Then he quickly corrected himself.

“I should actually say good,” Middleton said Friday night after the Bucks’ 133-129 loss to the Los Angeles Lakers. “If we got the win, I think I would have been (feeling) great. It felt really good to be back out there with the guys competing and playing,”

Middleton, 31, had 17 points and seven assists while playing 26 1/2 minutes in his first game since spraining the medial collateral ligament in his left knee April 20 in Game 2 of the Bucks’ first-round playoff series with the Chicago Bulls.
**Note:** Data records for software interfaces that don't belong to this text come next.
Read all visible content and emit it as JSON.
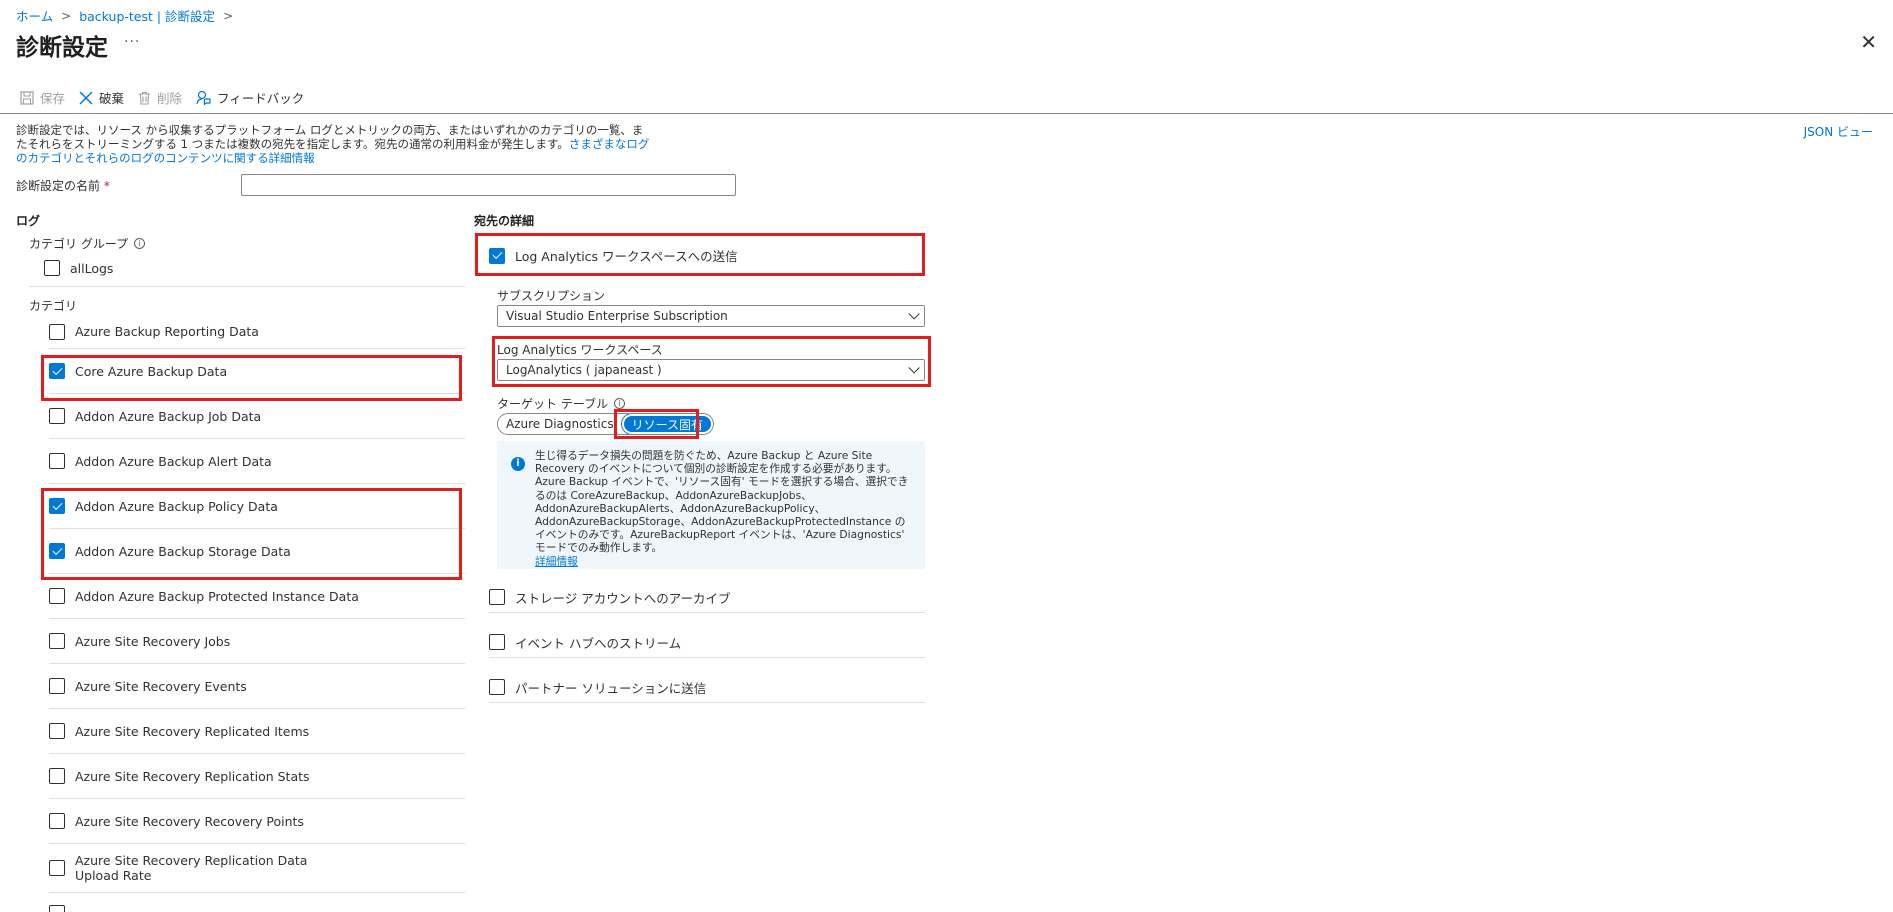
{
  "breadcrumb": [
    "ホーム",
    "backup-test | 診断設定"
  ],
  "page": {
    "title": "診断設定",
    "more": "···",
    "close": "✕"
  },
  "toolbar": {
    "save": "保存",
    "discard": "破棄",
    "delete": "削除",
    "feedback": "フィードバック"
  },
  "description": {
    "text": "診断設定では、リソース から収集するプラットフォーム ログとメトリックの両方、またはいずれかのカテゴリの一覧、またそれらをストリーミングする 1 つまたは複数の宛先を指定します。宛先の通常の利用料金が発生します。",
    "link": "さまざまなログのカテゴリとそれらのログのコンテンツに関する詳細情報"
  },
  "json_view": "JSON ビュー",
  "name_field": {
    "label": "診断設定の名前",
    "required": "*",
    "value": ""
  },
  "logs": {
    "header": "ログ",
    "category_group": {
      "label": "カテゴリ グループ",
      "items": [
        {
          "label": "allLogs",
          "checked": false
        }
      ]
    },
    "category_label": "カテゴリ",
    "categories": [
      {
        "label": "Azure Backup Reporting Data",
        "checked": false
      },
      {
        "label": "Core Azure Backup Data",
        "checked": true
      },
      {
        "label": "Addon Azure Backup Job Data",
        "checked": false
      },
      {
        "label": "Addon Azure Backup Alert Data",
        "checked": false
      },
      {
        "label": "Addon Azure Backup Policy Data",
        "checked": true
      },
      {
        "label": "Addon Azure Backup Storage Data",
        "checked": true
      },
      {
        "label": "Addon Azure Backup Protected Instance Data",
        "checked": false
      },
      {
        "label": "Azure Site Recovery Jobs",
        "checked": false
      },
      {
        "label": "Azure Site Recovery Events",
        "checked": false
      },
      {
        "label": "Azure Site Recovery Replicated Items",
        "checked": false
      },
      {
        "label": "Azure Site Recovery Replication Stats",
        "checked": false
      },
      {
        "label": "Azure Site Recovery Recovery Points",
        "checked": false
      },
      {
        "label": "Azure Site Recovery Replication Data Upload Rate",
        "checked": false
      }
    ]
  },
  "destination": {
    "header": "宛先の詳細",
    "log_analytics": {
      "label": "Log Analytics ワークスペースへの送信",
      "checked": true
    },
    "subscription": {
      "label": "サブスクリプション",
      "value": "Visual Studio Enterprise Subscription"
    },
    "workspace": {
      "label": "Log Analytics ワークスペース",
      "value": "LogAnalytics ( japaneast )"
    },
    "target_table": {
      "label": "ターゲット テーブル",
      "options": [
        "Azure Diagnostics",
        "リソース固有"
      ],
      "selected": "リソース固有"
    },
    "info": {
      "text": "生じ得るデータ損失の問題を防ぐため、Azure Backup と Azure Site Recovery のイベントについて個別の診断設定を作成する必要があります。Azure Backup イベントで、'リソース固有' モードを選択する場合、選択できるのは CoreAzureBackup、AddonAzureBackupJobs、AddonAzureBackupAlerts、AddonAzureBackupPolicy、AddonAzureBackupStorage、AddonAzureBackupProtectedInstance のイベントのみです。AzureBackupReport イベントは、'Azure Diagnostics' モードでのみ動作します。",
      "link": "詳細情報"
    },
    "storage": {
      "label": "ストレージ アカウントへのアーカイブ",
      "checked": false
    },
    "event_hub": {
      "label": "イベント ハブへのストリーム",
      "checked": false
    },
    "partner": {
      "label": "パートナー ソリューションに送信",
      "checked": false
    }
  },
  "colors": {
    "accent": "#0078d4",
    "highlight": "#e01e1e"
  }
}
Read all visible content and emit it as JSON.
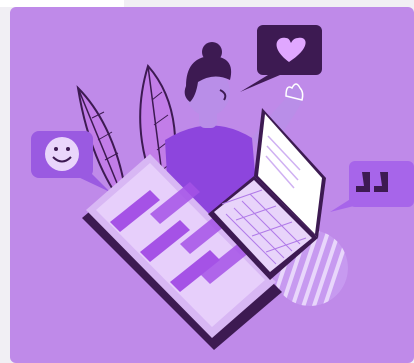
{
  "illustration": {
    "palette": {
      "card": "#bf8ae9",
      "deep": "#3d1a52",
      "primary": "#9b55e0",
      "light": "#d8b7f4",
      "skin": "#b98ee8"
    },
    "icons": [
      "heart-chat-icon",
      "smiley-chat-icon",
      "quote-chat-icon",
      "laptop-icon",
      "tablet-icon",
      "leaf-icon",
      "person-icon"
    ]
  }
}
That injury caused him to miss the entirety of the Bucks’ Eastern Conference semifinal with the Boston Celtics, a series Milwaukee lost in seven games.
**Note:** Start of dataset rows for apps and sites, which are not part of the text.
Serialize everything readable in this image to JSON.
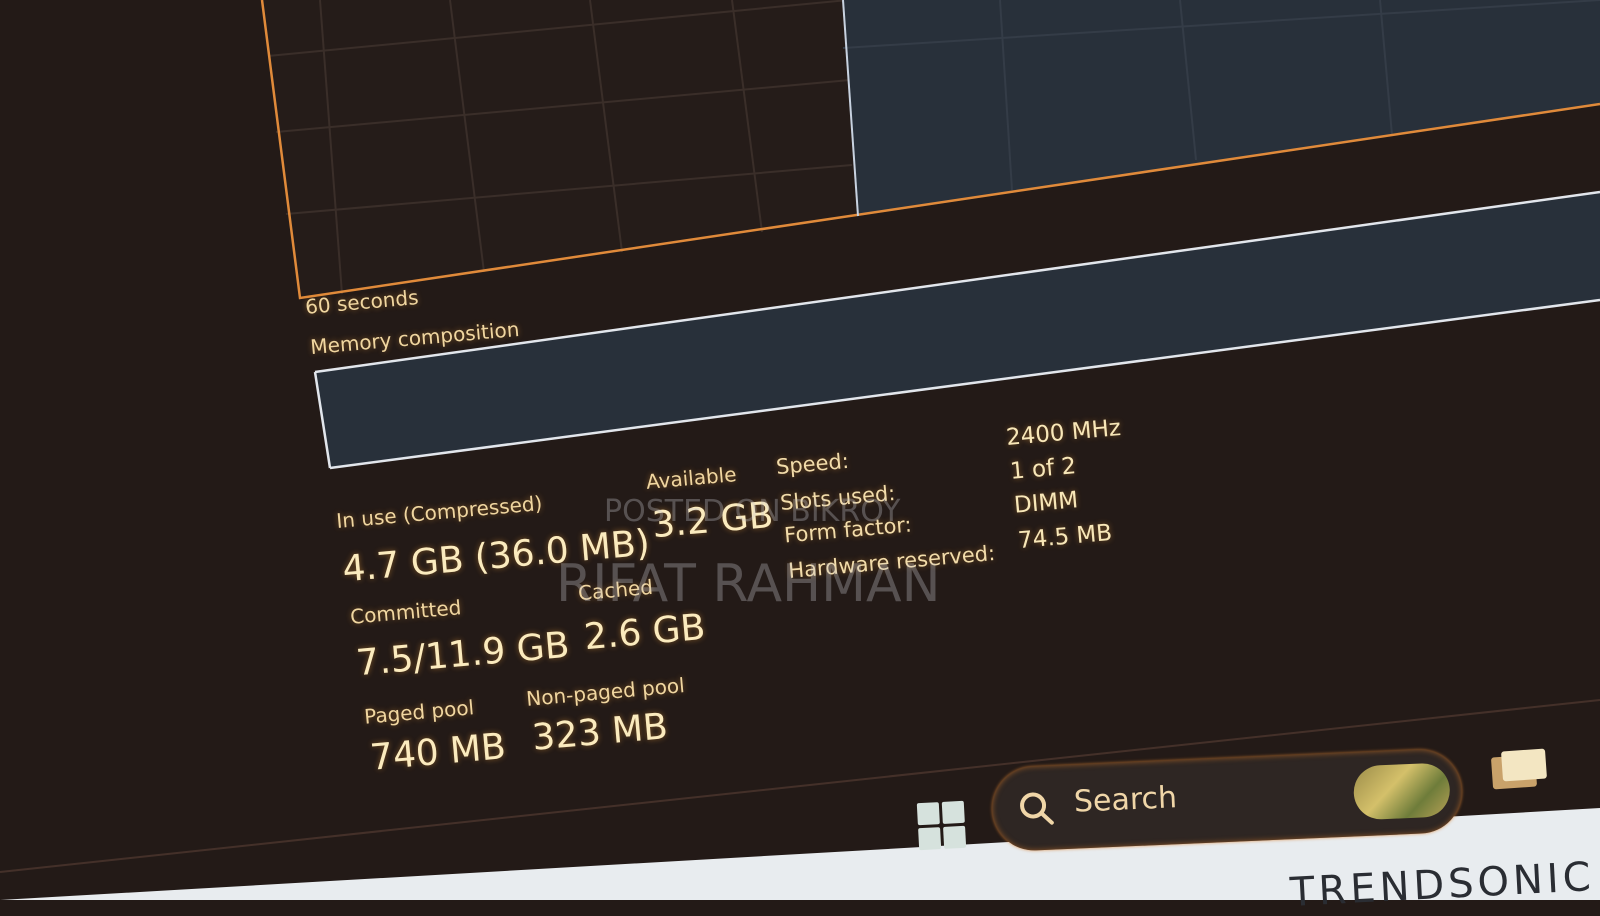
{
  "graph": {
    "time_label": "60 seconds"
  },
  "composition": {
    "title": "Memory composition"
  },
  "stats": {
    "in_use": {
      "label": "In use (Compressed)",
      "value": "4.7 GB (36.0 MB)"
    },
    "available": {
      "label": "Available",
      "value": "3.2 GB"
    },
    "committed": {
      "label": "Committed",
      "value": "7.5/11.9 GB"
    },
    "cached": {
      "label": "Cached",
      "value": "2.6 GB"
    },
    "paged_pool": {
      "label": "Paged pool",
      "value": "740 MB"
    },
    "non_paged_pool": {
      "label": "Non-paged pool",
      "value": "323 MB"
    }
  },
  "specs": {
    "speed": {
      "label": "Speed:",
      "value": "2400 MHz"
    },
    "slots_used": {
      "label": "Slots used:",
      "value": "1 of 2"
    },
    "form_factor": {
      "label": "Form factor:",
      "value": "DIMM"
    },
    "hardware_reserved": {
      "label": "Hardware reserved:",
      "value": "74.5 MB"
    }
  },
  "watermarks": {
    "line1": "POSTED ON BIKROY",
    "line2": "RIFAT RAHMAN"
  },
  "taskbar": {
    "search_label": "Search"
  },
  "monitor": {
    "brand": "TRENDSONIC"
  },
  "colors": {
    "accent": "#e08a3a",
    "graph_fill": "#28303a",
    "text": "#f3e3b0"
  },
  "icons": {
    "start": "windows-logo-icon",
    "search": "search-icon",
    "files": "folder-icon"
  }
}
The 6-foot-7 forward then had surgery on his left wrist in the summer, having played through the injury late last season.

“Pretty impressive how kind of seamlessly he got back into the game on both ends of the court,” Bucks coach Mike Budenholzer said.
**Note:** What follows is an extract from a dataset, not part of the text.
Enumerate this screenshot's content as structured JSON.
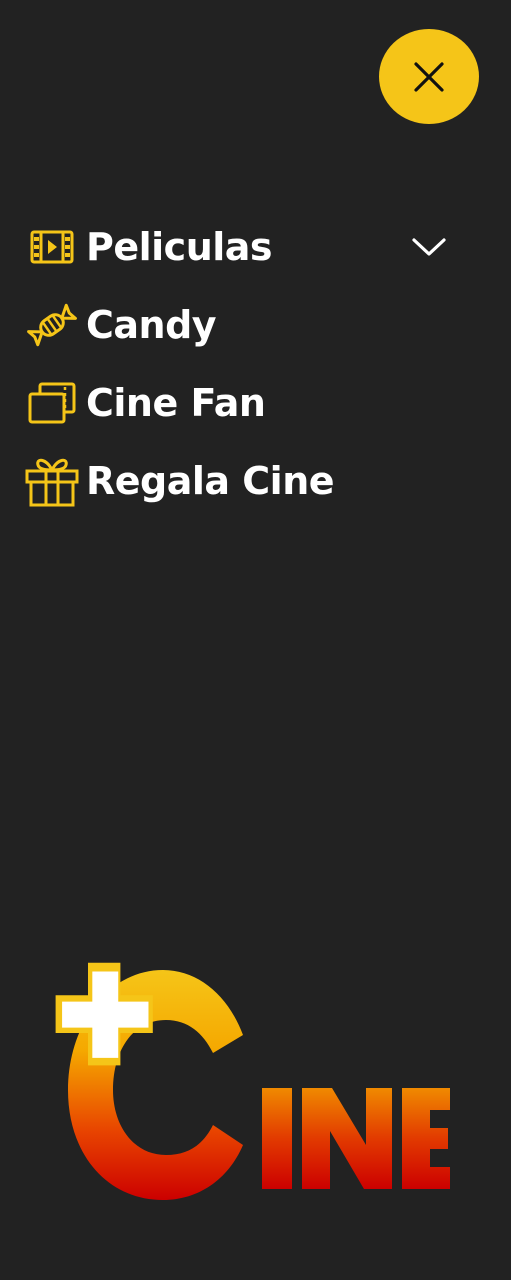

Middleton said Friday at a post-shootaround availability that he might need some time to readjust, but the three-time All-Star didn’t show any signs of rust in his first game back. He shot 6 of 11 and went 3 of 4 from 3-point range.

“Just relying on my experience,” Middleton said. “Just (trying) not to rush and let the game come to me. Don’t try to do too much the first game back and try to fit in and play off my teammates.”

The most important thing is that Middleton felt just fine physically.

“Hopefully tomorrow when I wake up, I feel the same also and I won’t feel too sore or whatever,” he said.

The Bucks had gone 15-5 in Middleton’s absence. Milwaukee is second in the Eastern Conference, behind only the Boston Celtics.

Middleton’s teammates believe his return should make them even better.

“It takes us to a whole different level,” Bucks forward and two-time MVP Giannis Antetokounmpo said. “We scored 129 points and we had a bad first half. That says a lot.”

Lakers coach Darvin Ham knows how much Middleton means to the Bucks’ title hopes. Ham was an assistant coach on Budenholzer’s Bucks staff from 2018-22, including their 2021 championship season.

“Giannis is the heart and soul and the engine, and Khris is like the steering wheel,” Ham said before Friday’s game. “He’s the GPS in terms of understanding what to do. Giannis is the focal point but Khris is the master of putting guys where they need to be. He’s like that quarterback.”

The Bucks aren’t going to overexert Middleton as he returns to the floor for the first time in about 7 1/2 months. Budenholzer said Middleton probably won’t play Saturday at Charlotte.

“We’ll talk about it on the plane, but my guess is he will not play a back-to-back,” Budenholzer said.

Middleton’s just happy he’s back on the floor at all.

“Just a range of emotions,” Middleton said. “(I’ve) been through a lot these last couple months. Happy, sad, anxious, nervous. To finally get out there and play and get a lot of those nerves past me felt pretty good.